Question

The proportion of expenditure to income is referred to as the:


Show answer

Answer

Average propensity to consume (APC)

Show question

Question

The marginal propensity to consume is the slope of the aggregate consumption function and tells us the change in consumption to the change in income.


Show answer

Answer

True

Show question

Question

The Keynesian Multiplier is an economic concept which states that an increase in government expenditure, private investment expenditure, or private consumption expenditure will result in an increase in GDP greater than the total expenditure.

Show answer

Answer

True

Show question

Question

If the MPC for an aggregate consumption function is 0.6, what will be the multiplier?

Show answer

Answer

2.5

Show question

Question

What is the formula for the consumption function?

Show answer

Answer

C = A + MPC x YD


Show question

Question

_____ refers to the total or sum of something in economic terms.

Show answer

Answer

Aggregate

Show question

Question

The "aggregate consumption function" shows the relationship between total disposable income and total _____ _____ in the entire economy.


Show answer

Answer

consumer spending

Show question

Question

What does "A" stand for in the aggregate consumption function?

Show answer

Answer

Autonomous consumption

Show question

Question

What does Ystand for in the aggregate consumption function?

Show answer

Answer

Disposable income

Show question

Question

What does MPC stand for in the aggregate consumption function?

Show answer

Answer

Marginal Propensity to Consume

Show question

Question

_____ is the slope of the consumption function.

Show answer

Answer

MPC

Show question

Question

To calculate MPC, you divide the change in consumption by the change in _____ _____.

Show answer

Answer

disposable income

Show question

Question

The consumption function can be non-linear.

Show answer

Answer

True

Show question

Question


Economists have theorized that as household income increases and the needs are satisfied, then the MPC will decline and MPS (marginal propensity to save) will be increasing as income increases.

Show answer

Answer

True

Show question

Question

According to the graph below, what happens to MPC as disposable income increases?

Show answer

Answer

MPC decreases

Show question

Question

The permanent income hypothesis, theorized by Milton Friedman, states that the primary factor that consumer expenditure is dependent on is the... 

Show answer

Answer

expected future income

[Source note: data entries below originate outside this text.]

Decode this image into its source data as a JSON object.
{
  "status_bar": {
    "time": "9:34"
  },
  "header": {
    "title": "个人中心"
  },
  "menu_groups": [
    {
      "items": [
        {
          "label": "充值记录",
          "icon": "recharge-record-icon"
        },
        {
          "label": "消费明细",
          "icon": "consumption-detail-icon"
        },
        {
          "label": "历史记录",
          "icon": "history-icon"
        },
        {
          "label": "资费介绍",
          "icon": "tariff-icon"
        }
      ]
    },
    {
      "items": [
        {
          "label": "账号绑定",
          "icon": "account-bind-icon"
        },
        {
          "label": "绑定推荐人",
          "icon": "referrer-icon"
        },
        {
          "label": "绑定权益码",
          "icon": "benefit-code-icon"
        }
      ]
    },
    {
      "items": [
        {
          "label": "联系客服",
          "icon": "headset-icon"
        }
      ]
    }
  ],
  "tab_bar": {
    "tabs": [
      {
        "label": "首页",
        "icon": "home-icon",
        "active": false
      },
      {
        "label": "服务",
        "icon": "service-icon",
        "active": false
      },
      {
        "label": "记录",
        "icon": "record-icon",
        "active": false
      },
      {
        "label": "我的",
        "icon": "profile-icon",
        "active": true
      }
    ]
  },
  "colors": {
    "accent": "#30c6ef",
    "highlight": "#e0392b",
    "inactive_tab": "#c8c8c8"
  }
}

Show question

Question

The life cycle hypothesis states that consumer expenditure is a byproduct of...

Show answer

Answer

accumulated wealth

Show question

Question

Through the analysis of the consumption function, we are able to better understand...

Show answer

Answer

the business cycle

Show question

Question

An increase in income will result in an increase in consumption, however not by the same proportion. This is known as the...

Show answer

Answer

absolute income theory of consumption

Show question

Question

Keynes emphasizes that the proportion of the increase in consumption does not equate to the proportion of the increase in income.

Show answer

Answer

True

Show question

Question

With a nonlinear consumption function, MPC is always less than APC at each level of disposable income.

Show answer

Answer

True

Show question

60%

of the users don't pass the Consumption Function quiz! Will you pass the quiz?

Start Quiz

Discover the right content for your subjects

No need to cheat if you have everything you need to succeed! Packed into one app!

Study Plan

Be perfectly prepared on time with an individual plan.

Quizzes

Test your knowledge with gamified quizzes.

Flashcards

Create and find flashcards in record time.

Notes

Create beautiful notes faster than ever before.

Study Sets

Have all your study materials in one place.

Documents

Upload unlimited documents and save them online.

Study Analytics

Identify your study strength and weaknesses.

Weekly Goals

Set individual study goals and earn points reaching them.

Smart Reminders

Stop procrastinating with our study reminders.

Rewards

Earn points, unlock badges and level up while studying.

Magic Marker

Create flashcards in notes completely automatically.

Smart Formatting

Create the most beautiful study materials using our templates.

Sign up to highlight and take notes. It’s 100% free.